Instructions to follow — Please report every line in the entries that contains the string "title".
==== Data in this exercise
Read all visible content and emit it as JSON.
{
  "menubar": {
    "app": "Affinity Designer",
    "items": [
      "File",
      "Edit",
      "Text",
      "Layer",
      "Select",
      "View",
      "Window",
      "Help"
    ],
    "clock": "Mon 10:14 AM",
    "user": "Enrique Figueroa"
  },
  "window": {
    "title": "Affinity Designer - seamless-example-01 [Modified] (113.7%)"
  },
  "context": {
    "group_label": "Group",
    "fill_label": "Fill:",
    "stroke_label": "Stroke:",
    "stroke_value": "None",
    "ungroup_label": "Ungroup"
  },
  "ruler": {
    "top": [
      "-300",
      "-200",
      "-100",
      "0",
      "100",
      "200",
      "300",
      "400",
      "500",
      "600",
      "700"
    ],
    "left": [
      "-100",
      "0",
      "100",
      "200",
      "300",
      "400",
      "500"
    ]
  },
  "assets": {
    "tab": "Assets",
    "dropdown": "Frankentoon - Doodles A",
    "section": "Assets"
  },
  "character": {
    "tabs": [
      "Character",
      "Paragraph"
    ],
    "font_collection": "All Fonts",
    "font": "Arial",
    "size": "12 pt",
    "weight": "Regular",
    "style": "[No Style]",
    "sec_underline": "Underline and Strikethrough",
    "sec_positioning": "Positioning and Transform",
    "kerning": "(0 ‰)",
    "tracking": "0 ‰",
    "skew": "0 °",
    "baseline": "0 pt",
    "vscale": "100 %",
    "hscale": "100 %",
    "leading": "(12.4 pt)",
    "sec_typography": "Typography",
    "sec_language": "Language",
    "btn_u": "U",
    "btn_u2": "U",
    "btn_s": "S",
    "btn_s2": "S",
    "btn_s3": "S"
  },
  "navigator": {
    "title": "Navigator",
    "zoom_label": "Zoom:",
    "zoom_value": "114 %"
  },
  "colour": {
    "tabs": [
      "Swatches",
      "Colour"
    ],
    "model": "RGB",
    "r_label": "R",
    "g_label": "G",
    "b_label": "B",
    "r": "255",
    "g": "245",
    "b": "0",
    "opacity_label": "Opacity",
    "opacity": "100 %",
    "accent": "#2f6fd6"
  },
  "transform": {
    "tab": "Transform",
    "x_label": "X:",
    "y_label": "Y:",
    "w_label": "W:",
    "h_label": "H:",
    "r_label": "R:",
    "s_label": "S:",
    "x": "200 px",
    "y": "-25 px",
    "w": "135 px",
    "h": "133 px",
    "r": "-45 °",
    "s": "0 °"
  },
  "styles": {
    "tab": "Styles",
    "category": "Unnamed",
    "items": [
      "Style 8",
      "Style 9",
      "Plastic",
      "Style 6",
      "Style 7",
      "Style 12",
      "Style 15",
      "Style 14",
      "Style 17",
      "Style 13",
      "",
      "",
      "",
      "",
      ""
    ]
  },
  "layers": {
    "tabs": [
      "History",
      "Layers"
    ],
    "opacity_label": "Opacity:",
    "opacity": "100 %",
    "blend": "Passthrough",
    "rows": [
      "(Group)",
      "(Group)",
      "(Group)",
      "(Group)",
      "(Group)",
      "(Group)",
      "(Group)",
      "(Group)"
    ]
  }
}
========
Expected answer —
    "title": "Affinity Designer - seamless-example-01 [Modified] (113.7%)"
    "title": "Navigator",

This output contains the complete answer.